To go on a Raleigh trip as a volunteer, young people must raise £2,995 plus the cost of their flights, though certain bursaries are available. Supervisors also have to pay - their fund-raising target is £1,100 plus flights. Again, though, many people raise money through sponsorship.

Raleigh International: 020-7371 8585, www.raleigh. org.uk


Hundreds of organisations specialise in setting up voluntary work overseas. Most make a charge, which it may be possible to pay through fundraising. Young gap year travellers are particularly well served, but older people have increasing numbers of options.

Gap Activity Projects falls into the former category, while a new website, Goldengapyears.com, is aimed at older travellers. i-to-i is another specialist in the market - it sends about 2,000 volunteers to 450 projects each year.

If you have a specific skill, particular projects may suit you. Coral Cay Conservation, for example, runs conservation projects for divers. Worldwide Volunteering lists 1,000 voluntary organisations and can help you match your skills with a placement.

Coral Cay: 0870 750 0668, www.coralcay.org; Gap Activity Projects: 0118-959 4914, www.gap.org.uk; Goldengapyears.com: 0113-266 0880; i-to-i: 0800 011 1156, www.i-to-i.com; Worldwide Volunteering: 01935 825775, www.worldwidevolunteering.org.uk

'My daughter wants to be a vet, so this experience was really valuable'

Beverley Smith, a teacher from Darlington, travelled with her daughter Indikah to the Okovango Delta in Botswana last year on an Earthwatch project working with crocodiles. "My daughter was 16 and she wants to be a vet, so this kind of experience was really valuable," she says.

Beverley and Indikah's tasks included catching smaller crocodiles by hand and checking larger specimens caught by the scientists on the project. "Our skills were built up slowly and there were lots of opportunities to get hands-on experience.

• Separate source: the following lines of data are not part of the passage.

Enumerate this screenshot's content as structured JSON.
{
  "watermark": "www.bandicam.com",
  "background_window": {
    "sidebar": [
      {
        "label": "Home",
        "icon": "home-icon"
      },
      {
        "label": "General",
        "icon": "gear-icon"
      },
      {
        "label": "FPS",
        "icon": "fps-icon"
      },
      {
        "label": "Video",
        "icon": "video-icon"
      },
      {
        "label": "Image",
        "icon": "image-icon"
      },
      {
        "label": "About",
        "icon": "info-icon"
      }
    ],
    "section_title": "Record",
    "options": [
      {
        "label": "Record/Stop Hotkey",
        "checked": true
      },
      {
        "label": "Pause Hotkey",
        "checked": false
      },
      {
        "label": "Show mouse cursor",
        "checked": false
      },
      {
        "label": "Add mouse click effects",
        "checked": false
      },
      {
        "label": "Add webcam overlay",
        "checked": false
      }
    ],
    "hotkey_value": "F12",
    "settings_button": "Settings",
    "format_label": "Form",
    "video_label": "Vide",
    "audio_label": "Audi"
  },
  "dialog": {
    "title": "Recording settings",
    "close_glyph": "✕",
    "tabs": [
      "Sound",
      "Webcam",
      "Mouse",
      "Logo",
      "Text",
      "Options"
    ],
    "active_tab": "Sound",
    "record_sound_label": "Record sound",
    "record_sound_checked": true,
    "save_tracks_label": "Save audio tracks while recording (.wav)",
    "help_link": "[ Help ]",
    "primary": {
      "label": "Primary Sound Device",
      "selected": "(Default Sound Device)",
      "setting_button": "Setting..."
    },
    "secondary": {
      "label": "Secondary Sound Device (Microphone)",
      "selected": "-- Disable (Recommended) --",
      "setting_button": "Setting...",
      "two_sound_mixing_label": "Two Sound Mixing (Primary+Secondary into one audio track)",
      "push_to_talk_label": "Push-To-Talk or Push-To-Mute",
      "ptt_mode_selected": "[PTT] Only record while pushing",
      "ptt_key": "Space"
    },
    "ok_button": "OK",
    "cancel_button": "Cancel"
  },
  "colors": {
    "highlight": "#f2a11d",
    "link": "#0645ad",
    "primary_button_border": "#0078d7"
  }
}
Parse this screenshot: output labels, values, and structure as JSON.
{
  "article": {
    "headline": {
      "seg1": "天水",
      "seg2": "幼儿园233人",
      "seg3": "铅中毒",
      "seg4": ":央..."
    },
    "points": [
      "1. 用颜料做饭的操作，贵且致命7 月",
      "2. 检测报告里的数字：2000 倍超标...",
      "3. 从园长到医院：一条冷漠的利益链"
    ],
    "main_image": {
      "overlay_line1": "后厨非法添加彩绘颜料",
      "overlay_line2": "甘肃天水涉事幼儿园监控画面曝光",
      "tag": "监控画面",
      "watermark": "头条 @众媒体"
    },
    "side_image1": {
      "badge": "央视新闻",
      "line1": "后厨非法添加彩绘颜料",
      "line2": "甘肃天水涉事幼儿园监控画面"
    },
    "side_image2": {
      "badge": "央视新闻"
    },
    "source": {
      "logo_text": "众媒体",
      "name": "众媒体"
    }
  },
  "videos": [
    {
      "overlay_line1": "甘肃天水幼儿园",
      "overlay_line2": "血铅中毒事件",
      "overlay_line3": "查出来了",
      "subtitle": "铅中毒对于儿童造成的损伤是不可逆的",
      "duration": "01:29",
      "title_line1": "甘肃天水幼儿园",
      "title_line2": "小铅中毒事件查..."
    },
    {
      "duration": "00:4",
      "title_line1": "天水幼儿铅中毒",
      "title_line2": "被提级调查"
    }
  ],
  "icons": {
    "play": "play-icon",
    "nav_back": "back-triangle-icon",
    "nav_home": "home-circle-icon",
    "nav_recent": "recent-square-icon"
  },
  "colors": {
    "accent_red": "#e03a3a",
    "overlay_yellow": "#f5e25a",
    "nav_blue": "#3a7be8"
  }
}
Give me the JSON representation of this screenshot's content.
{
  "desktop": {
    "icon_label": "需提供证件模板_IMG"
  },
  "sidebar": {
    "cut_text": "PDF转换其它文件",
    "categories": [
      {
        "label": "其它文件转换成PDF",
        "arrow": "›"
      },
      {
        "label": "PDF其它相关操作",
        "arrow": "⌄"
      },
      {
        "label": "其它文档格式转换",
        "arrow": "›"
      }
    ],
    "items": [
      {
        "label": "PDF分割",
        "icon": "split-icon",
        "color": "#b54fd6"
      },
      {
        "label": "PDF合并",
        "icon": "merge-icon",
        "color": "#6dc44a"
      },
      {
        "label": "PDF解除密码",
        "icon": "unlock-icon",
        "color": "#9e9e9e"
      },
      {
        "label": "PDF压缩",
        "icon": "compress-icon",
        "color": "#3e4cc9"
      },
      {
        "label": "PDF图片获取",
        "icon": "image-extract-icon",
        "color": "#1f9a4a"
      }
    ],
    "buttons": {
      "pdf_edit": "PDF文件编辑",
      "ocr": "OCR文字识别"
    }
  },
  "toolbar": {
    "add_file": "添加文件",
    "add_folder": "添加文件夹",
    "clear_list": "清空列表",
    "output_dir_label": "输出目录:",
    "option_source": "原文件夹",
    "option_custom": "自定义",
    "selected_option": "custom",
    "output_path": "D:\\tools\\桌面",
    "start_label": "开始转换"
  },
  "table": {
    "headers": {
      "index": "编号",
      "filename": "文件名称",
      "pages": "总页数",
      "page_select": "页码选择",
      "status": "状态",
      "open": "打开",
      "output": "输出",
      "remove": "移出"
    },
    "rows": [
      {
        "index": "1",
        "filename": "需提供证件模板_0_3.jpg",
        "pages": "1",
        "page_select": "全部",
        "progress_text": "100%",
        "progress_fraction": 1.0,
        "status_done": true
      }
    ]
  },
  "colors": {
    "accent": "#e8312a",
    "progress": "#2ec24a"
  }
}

"Earthwatch also gave the volunteers a lot of information about why they were doing the project and research," Beverley adds.

Beverley and Indikah stayed in a tented village in large tents. The trip cost them £1,600 for two weeks, but Earthwatch provided detailed packs with suggestions on how to fund raise. Although the Smiths chose to pay the costs themselves - partly because of time constraints - Beverley thinks most people would be able to use the packs to raise sponsorship.

'Fund raising is hard graft, plus there is all the training'

Justine Russ, the events project manager at the British Heart Foundation (BHF) has just returned from looking after a five-day cycle trek from London to Reims, in the Champagne region of France - the trip has so far raised around £60,000.

"We started doing this sort of trip around 11 years ago and they raise substantial sums because everyone who gets involved with an event contributes a significant amount," says Russ. "That's just the start of the benefit, because people also take between six and 18 months to raise the sponsorship, during which time they're out in their local communities talking about the BHF."

In the case of the most recent bike trip, the BHF asked riders to come up with at least £1,200 of sponsorship. But for longer trips, or travel to more exotic regions, the minimum may be as high as £3,000.

Some trips are very ambitious - the charity is currently planning a trek to Everest Base Camp in 2007, for example.

Russ says many travellers choose to pick up the costs of their trip themselves, so that every penny of sponsorship raised goes to the charity. For others that isn't possible, however.

Either way, the charity wins - its has raised £3.6m from events since 1994 and is aiming to raise £523,000 this year.

"It really isn't a free holiday," Russ argues. "The fund raising is hard graft in itself, and most people do a lot of training - then there's the challenge of the trip itself."

Looking for credit card or current account deals? Search here